According to Baymard, 35% of ecommerce sites still display delivery information in this form:
- You’ll get your order in three days
Or the even worse:
- You’ll get your order in three to five business days.
What should you do instead?
Display the expected delivery date. Something like this: You will receive your order on May 27th.
If an exact delivery date is indeterminable, then a range of dates is acceptable though an exact date is always preferable.
Why is displaying the number of days instead of the date wrong?
It’s wrong because you are giving your customers too much work. There are too many elements to factor into delivery calculations. Let’s look at some of them:
- Lead time: This is the time it takes you to prepare an order for shipment. Lead time can be quite negligible if all you’re doing is sticking a label on a shoebox containing pre-made shoes for shipment or quite a lot if you have to make a brand new pair of custom shoes by hand. A customer has no way of knowing your lead time.

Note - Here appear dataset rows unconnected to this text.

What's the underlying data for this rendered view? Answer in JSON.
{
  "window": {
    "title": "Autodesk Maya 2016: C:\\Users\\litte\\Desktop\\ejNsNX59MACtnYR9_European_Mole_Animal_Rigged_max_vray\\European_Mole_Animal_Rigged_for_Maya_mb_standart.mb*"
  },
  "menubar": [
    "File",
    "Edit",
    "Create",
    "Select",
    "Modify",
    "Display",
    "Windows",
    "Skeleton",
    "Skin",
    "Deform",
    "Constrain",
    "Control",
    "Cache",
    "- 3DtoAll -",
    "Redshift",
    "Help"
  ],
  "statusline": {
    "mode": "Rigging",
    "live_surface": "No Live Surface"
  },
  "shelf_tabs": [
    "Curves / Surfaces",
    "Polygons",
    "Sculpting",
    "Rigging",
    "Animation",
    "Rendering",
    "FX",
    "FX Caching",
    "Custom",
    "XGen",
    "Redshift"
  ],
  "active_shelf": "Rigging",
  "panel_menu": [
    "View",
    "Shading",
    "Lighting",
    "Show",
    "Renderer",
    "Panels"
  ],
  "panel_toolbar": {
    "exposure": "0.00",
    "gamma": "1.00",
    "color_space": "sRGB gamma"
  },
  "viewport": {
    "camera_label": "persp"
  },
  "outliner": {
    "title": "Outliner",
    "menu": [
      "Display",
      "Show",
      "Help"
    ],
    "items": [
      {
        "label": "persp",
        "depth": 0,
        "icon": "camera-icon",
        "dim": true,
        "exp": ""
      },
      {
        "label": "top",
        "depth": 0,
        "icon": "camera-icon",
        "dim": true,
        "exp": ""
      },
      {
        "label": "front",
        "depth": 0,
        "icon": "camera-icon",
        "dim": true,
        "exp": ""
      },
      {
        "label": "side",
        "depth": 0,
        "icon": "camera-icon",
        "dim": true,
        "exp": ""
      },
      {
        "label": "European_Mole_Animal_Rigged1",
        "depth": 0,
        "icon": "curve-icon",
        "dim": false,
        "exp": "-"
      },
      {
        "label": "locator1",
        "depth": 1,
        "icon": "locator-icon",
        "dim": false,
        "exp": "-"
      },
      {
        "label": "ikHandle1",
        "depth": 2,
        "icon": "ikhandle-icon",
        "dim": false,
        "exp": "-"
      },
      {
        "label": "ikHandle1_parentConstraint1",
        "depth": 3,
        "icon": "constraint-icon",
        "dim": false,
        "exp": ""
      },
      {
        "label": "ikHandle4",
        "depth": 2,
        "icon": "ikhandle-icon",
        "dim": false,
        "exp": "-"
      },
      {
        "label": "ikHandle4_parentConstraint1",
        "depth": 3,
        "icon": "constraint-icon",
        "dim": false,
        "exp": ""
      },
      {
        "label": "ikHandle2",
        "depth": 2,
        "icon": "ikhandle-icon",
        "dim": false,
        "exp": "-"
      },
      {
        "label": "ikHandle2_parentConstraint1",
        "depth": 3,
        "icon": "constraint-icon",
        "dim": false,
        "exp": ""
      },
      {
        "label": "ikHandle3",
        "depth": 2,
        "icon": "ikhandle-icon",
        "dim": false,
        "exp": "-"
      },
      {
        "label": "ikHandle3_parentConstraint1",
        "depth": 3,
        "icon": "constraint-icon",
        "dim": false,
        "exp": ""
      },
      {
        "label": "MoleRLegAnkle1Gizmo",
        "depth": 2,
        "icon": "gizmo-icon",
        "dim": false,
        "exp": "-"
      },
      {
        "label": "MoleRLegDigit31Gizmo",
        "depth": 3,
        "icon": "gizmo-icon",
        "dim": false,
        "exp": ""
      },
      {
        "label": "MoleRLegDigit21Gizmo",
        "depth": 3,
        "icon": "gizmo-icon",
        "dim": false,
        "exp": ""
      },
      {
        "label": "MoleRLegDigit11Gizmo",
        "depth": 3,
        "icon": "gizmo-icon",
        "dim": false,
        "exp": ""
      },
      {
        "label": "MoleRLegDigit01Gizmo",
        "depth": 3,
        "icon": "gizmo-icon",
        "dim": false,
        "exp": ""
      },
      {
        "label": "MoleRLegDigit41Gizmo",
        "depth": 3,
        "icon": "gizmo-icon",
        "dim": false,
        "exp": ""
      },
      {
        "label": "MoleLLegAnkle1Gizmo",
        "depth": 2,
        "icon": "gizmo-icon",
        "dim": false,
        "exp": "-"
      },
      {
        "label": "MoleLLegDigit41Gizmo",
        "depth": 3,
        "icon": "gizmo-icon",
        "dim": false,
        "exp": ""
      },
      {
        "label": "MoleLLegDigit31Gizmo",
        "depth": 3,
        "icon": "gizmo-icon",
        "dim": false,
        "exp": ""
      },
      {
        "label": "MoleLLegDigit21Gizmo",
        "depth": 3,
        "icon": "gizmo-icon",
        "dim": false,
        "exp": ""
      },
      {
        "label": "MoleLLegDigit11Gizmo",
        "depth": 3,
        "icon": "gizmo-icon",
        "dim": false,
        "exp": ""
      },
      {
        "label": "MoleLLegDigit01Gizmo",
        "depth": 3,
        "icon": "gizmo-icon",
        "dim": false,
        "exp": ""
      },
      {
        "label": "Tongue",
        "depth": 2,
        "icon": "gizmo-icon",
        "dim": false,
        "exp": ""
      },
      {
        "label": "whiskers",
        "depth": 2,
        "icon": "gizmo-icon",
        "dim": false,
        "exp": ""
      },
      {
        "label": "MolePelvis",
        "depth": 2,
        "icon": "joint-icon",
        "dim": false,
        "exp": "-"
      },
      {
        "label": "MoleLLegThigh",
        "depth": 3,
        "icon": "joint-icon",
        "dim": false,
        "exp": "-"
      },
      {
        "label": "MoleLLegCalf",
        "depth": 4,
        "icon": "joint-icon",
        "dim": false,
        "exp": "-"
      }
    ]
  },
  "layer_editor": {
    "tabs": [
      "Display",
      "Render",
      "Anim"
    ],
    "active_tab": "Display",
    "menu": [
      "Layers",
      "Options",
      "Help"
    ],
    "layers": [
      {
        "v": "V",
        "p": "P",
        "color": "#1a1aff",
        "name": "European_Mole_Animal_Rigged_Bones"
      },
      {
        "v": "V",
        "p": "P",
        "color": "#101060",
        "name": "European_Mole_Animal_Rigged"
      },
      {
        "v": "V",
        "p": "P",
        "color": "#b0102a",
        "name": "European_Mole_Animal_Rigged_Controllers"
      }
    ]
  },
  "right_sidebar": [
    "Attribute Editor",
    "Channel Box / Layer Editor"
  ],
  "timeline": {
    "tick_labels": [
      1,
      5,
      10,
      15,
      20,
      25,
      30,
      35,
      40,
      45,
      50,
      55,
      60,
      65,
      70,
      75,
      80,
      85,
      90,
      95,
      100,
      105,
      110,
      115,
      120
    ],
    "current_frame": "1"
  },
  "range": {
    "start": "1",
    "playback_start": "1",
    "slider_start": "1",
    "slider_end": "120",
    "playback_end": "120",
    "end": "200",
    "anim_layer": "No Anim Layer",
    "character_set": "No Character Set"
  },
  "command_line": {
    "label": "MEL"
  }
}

- Processing cut-off times: Let’s say you offer next-day delivery and don’t process orders after 3pm or on weekends. What happens when a customer places an order at 3.30pm on a Friday? Unless you make your processing cut-off times clear, you’re going to have one very pissed customer come Monday as the order was expected on Saturday.
- Skipped dispatch days: Customers won’t to assume that their orders are dispatched as soon as possible, preferably within hours or even minutes of being placed. Yet this is rarely the case. There are days when you might not dispatch orders, maybe on weekends or holidays. If you don’t ship out products in large quantities, your shipping provider may not pick up packages from your warehouse on a daily basis.
- Order volume requirements: If you are making deliveries yourself rather than relying on a shipping provider, you might need a certain volume of orders so as to make a delivery run economically viable. A customer doesn’t have access to this information.
- Customs: When shipping internationally, it might take some time for your goods to clear customs especially if they aren’t exempted by a free trade agreement. Depending on the efficiency of the government in question, this process can take a few hours, days, or even weeks.
Why do customers need exact delivery dates?
Exact delivery dates might not super important for stuff like novelty cups but there are multiple instances when an exact delivery date can make or break a sale:
- Security for high ticket items: If someone is buying something like a thousand-dollar computer or an expensive piece of jewelry, they’ll probably want to be home to receive it when it comes.
- Special occasions: Someone ordering a birthday cake or chocolates for Valentines day wants their order delivered on that exact day, not the day after.
- Customer convenience: Someone going on a holiday might want their order delivered before they leave or after returning from their holiday. Lack of an exact delivery date will make them wonder whether their purchase will be lying on the porch for a month, completely exposed to the elements and that’s assuming no one bothers to steal it.